Rotigotine has been compared with ropinirole in 561 patients with early Parkinson's disease. Ropinirole is also a dopamine agonist, but is not currently approved for Parkinson's disease in Australia. Although rotigotine was better than placebo (with 52% vs 30% of patients responding), it did not appear to be as effective as ropinirole (to which 68% of patients responded).3
Rotigotine has also been tested in patients with advanced Parkinson's disease who were already taking levodopa (≥ 200 mg/day) and had poorly controlled symptoms with at least 2.5 hours of 'off' time a day.4 , 5 After 24 weeks of maintenance treatment, there were more responders (patients with 30% or more reduction in 'off' time) with rotigotine (8 mg/24 hours or 12 mg/24 hours) than with placebo (56% vs 35%).4 In another trial, rotigotine (up to 16 mg/24 hours) appeared to be as effective as pramipexole (up to 4.5 mg/day orally) after 16 weeks of maintenance treatment. Responder rates were 60% for rotigotine (120 of 201 patients), 67% for pramipexole (134 of 200 patients) and 35% for placebo (35 of 100 patients).5

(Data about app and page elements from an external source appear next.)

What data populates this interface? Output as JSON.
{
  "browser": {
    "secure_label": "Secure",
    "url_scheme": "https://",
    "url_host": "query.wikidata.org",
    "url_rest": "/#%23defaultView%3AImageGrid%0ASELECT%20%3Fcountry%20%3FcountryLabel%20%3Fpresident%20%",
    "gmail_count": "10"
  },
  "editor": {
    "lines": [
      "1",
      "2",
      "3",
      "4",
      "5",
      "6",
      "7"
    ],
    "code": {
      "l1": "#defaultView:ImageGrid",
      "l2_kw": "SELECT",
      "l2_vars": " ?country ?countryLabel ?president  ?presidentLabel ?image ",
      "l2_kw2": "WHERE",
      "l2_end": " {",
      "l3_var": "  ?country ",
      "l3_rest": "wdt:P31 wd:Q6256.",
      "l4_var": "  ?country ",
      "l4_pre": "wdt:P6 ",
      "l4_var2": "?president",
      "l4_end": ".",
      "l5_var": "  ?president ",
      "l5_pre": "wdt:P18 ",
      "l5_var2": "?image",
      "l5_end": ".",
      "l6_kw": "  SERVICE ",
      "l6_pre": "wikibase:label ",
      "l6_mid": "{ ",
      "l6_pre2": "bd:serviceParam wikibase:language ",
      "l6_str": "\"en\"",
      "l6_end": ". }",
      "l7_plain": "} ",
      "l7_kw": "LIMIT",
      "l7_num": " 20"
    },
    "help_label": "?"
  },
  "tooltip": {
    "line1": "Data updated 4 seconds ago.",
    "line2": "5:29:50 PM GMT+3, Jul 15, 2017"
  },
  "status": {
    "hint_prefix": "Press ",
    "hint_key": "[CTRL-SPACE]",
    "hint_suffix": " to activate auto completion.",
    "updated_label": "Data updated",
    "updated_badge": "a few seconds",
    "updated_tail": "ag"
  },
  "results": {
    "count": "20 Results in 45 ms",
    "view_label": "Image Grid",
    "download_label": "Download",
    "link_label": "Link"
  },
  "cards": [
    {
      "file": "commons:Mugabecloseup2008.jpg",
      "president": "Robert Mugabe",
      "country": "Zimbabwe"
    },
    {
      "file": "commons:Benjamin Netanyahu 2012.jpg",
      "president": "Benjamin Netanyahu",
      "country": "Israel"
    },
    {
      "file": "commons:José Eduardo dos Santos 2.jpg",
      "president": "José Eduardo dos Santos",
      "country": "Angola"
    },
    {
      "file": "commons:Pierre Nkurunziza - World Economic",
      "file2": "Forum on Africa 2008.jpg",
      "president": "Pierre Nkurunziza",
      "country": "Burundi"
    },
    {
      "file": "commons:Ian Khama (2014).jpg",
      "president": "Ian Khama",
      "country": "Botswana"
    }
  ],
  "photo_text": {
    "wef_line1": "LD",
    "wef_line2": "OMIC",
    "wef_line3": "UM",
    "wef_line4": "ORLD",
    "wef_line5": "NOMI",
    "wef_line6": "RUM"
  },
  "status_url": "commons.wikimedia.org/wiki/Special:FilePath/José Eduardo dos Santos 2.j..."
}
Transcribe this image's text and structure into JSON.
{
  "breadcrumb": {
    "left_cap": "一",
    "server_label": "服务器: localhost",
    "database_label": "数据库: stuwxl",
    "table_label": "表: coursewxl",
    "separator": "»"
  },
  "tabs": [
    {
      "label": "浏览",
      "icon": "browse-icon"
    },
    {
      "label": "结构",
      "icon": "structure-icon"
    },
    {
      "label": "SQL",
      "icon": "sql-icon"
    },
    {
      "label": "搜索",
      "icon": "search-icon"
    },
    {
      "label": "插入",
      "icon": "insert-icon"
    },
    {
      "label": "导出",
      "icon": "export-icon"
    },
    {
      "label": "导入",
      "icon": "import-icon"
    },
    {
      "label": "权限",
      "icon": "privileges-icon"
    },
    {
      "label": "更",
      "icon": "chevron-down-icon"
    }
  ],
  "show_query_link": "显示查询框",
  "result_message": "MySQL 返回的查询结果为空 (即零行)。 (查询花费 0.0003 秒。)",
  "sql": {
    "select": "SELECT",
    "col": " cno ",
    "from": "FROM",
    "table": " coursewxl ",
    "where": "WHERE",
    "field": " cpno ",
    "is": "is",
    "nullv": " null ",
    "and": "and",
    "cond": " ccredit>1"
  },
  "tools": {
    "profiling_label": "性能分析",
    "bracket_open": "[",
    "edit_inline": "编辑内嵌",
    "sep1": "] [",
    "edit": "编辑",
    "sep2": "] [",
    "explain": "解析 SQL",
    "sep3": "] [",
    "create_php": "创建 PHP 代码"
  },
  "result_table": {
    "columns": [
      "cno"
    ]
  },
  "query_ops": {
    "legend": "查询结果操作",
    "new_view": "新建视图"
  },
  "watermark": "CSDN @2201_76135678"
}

Rotigotine's safety profile is generally typical of a dopamine agonist. In a trial of early Parkinson's disease, the most commonly reported adverse events with doses of 2–8 mg/24 hours were nausea (47% of patients), application-site reactions (39%), dizziness (24%), somnolence (22%), insomnia (19%), headache (17%), vomiting (16%) and fatigue (15%). Nausea, application-site reactions, somnolence and insomnia appeared to be dose-related.5 Approximately 13% of 649 patients receiving rotigotine discontinued treatment because of adverse events. The most common reasons were application site reaction (5%), nausea (2%) and vomiting (1%). When tested as an adjuvant to levodopa in patients with advanced Parkinson's disease, rotigotine was associated with an increase in hallucinations and dyskinesia compared to
Patients should be warned about the potential sedating effects of rotigotine, which include somnolence and falling asleep suddenly. Some patients have reported sudden sleep or loss of consciousness while driving. Compulsive behaviours such as pathological gambling and increased sexual urges have occurred in patients taking rotigotine.
Rotigotine can elevate heart rate and blood pressure and cause orthostatic hypotension. Monitoring of blood pressure is advisable, especially at the beginning of treatment. Peripheral oedema has been reported in some patients on rotigotine. Patients should be monitored for skin cancers because of an increased risk of melanoma. Cardiac valvulopathy and retinal degeneration may also be a risk with rotigotine.
Dopamine antagonists such as antipsychotics or metoclopramide could potentially reduce the effectiveness of rotigotine and should be avoided.
Rotigotine should be started at 2 mg/24 hours for early Parkinson's disease and 4 mg/24 hours for advanced disease. The dose should be increased weekly depending on the clinical response and tolerability. Likewise, when stopping treatment the dose of rotigotine should be decreased gradually to avoid precipitating neuroleptic malignant syndrome. After removal, the patch is to be folded over so that it sticks to itself before being disposed of safely, and patients or carers should wash their hands to remove any drug.
Rotigotine offers another treatment option for patients with Parkinson's disease. A once-a-day skin patch may be preferable to taking tablets for some patients.
The Transparency Score ( ) is explained in New drugs: transparency', Vol 37 No 1, Aust Prescr 2014;37:27.